Today in Egregious Discoveries About Humanity, a study has found that a big reason women rarely report sexual violence is because they view it as “normal.” The study, which will be published in Gender & Society, reviewed forensic interviews with 100 kids who may have been sexually assaulted. The interviews were conducted by the Children’s Advocacy Center, and the subjects’ ages ranged from 3-17.
The research team found that young women and girls often saw objectification, sexual harassment and abuse to be a normal part of life. Male privilege and a sense of female powerlessness, it seems, was seen by many interviewees as typical. One 13-year-old interview subject justified the fact that boys tried to inappropriately touch her at school because “they do it to everyone.” Keep reading »
“Seeing a woman project the kind of aggression that you have to project as a comic just rubs me wrong. And they’re funny — I mean you got some very, very funny people that do beautiful work — but I have a problem with the lady up there that’s going to give birth to a child — which is a miracle.”
I didn’t even know 88-year-old Jerry Lewis was still alive, so it figures his views on women in comedy are (still) covered in cobwebs. Why is he so convinced that women can’t be funny and “aggressive” while also being mothers and bearing children? Sounds like someone’s got a major Madonna/whore complex. [Huffington Post] [Image via Getty]
Laura Jane Klug, a fifth grade substitute teacher for Lumberton Independent School District in Texas who also happens to be transgender, was suspended on Tuesday after parents complained to the school.
According to one Lumberton father:
“If it does affect my child and his ability to learn or if it causes questions that I don’t feel are appropriate then undoubtedly there’s an issue with having somebody transgender, transsexual or transvestite, to be teaching that age group.”
The scariest part? Discriminating against teachers based on gender identity is entirely legal in the state of Texas. Keep reading »
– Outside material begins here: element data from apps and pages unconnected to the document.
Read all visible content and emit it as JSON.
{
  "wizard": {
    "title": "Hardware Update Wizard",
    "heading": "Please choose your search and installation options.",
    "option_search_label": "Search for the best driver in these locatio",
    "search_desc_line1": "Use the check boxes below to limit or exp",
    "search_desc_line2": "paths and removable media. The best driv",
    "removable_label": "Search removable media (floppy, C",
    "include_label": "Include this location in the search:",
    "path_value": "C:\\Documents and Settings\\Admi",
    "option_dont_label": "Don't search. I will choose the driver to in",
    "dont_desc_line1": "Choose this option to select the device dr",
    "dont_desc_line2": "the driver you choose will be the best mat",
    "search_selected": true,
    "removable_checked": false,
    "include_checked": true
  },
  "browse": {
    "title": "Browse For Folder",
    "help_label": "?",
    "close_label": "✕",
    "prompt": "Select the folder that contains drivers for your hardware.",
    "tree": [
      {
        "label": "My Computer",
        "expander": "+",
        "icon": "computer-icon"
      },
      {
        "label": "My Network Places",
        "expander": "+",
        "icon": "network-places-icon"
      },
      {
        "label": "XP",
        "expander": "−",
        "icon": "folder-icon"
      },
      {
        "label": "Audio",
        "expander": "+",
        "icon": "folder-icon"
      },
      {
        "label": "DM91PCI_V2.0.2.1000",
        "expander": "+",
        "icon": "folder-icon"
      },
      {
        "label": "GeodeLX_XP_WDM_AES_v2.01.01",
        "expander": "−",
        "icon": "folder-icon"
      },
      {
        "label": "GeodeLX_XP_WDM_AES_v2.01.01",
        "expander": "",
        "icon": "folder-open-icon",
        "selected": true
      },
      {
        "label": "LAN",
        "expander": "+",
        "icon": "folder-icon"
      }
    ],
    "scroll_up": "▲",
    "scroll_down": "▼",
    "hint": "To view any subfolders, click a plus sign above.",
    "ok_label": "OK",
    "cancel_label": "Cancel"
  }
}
James Franco, in addition to being an actor, performance artist, director and avid Instagrammer, is a writer of both fiction and poetry. He’s a big reader too — he’s currently starring on Broadway in “Of Mice and Men” — and one of his many upcoming projects includes a film adaptation of William Faulkner’s The Sound and the Fury. In a recent interview with Shelf Awareness, Franco discussed some of the writers from contemporary literature who’ve influenced and had an impact on him, both as a writer and as a person. David Foster Wallace! Cormac McCarthy! Great writers indeed. But of the writers discussed in the interview — including Franco’s Top 11 list of all time faves — not a single one was a woman. (Wait, I lied. Asked to name a book he bought based on the cover alone, Franco offered up Madonna’s Sex. So yeah, let’s not count that one.)
I would sigh, but I am not the slightest bit surprised. Keep reading »
“There is sexism – I’m not denying its existence. But I’m saying that I will deny its effort against me. I just pay it no nevermind and say, ‘Get out of my way.’”
“Veep”‘s Julia Louis-Dreyfus is stark naked with the Constitution written across her back on the cover of the latest issue of Rolling Stone, a shot that happened, she admitted on Twitter, after a few drinks. Inside the mag, the actress talks about her role as the foul-mouthed Vice President Selena Meyer on the hit HBO show, and expressed a Selena-esque, take-no-shit approach to dealing with sexism in her own life. While I totally admire the power in this statement, I would have loved to see her go a little deeper. After all, the privileges associated with money, fame and race certainly make it at least easier for Louis-Dreyfus to pay sexism no mind and refuse to let it have an impact on her career and life. It’s just not quite so simple for women overall to put that attitude into practice. Still, an inspiring and refreshing outlook. [Rolling Stone]
Oh, good ol’ double standards! Reddit asked its users yesterday which double standard they hate most in modern society and commenters, both male and female, had some pretty sobering (and funny) observations to share. Do these ring true in your own life? Keep reading »
OK, so it’s a little difficult to feel tons of sympathy for the genetically blessed amongst us. But everyone has their struggles in life and when you’re a person who is only known for their looks, sometimes people treat you like you don’t have any brains. Case in point: Cindy Crawford learned an awful lesson about judgment on her first day of college calculus. The supermodel received a scholarship to study chemical engineering at Northwestern University, but all her professor seemed to see when he looked at her was a pretty face. Watch this clip from “Oprah’s Master Class” as Cindy tells her sobering (and infuriating) story — and think twice before you assume someone is dumb just because she or he is attractive. [Huffington Post]
Recently, London comedian Jenny Collier tweeted a screen grab of an email she received from a booker informing her that she was kicked off a show because there were too many women already on the line-up.
Yes. That’s right. Keep reading »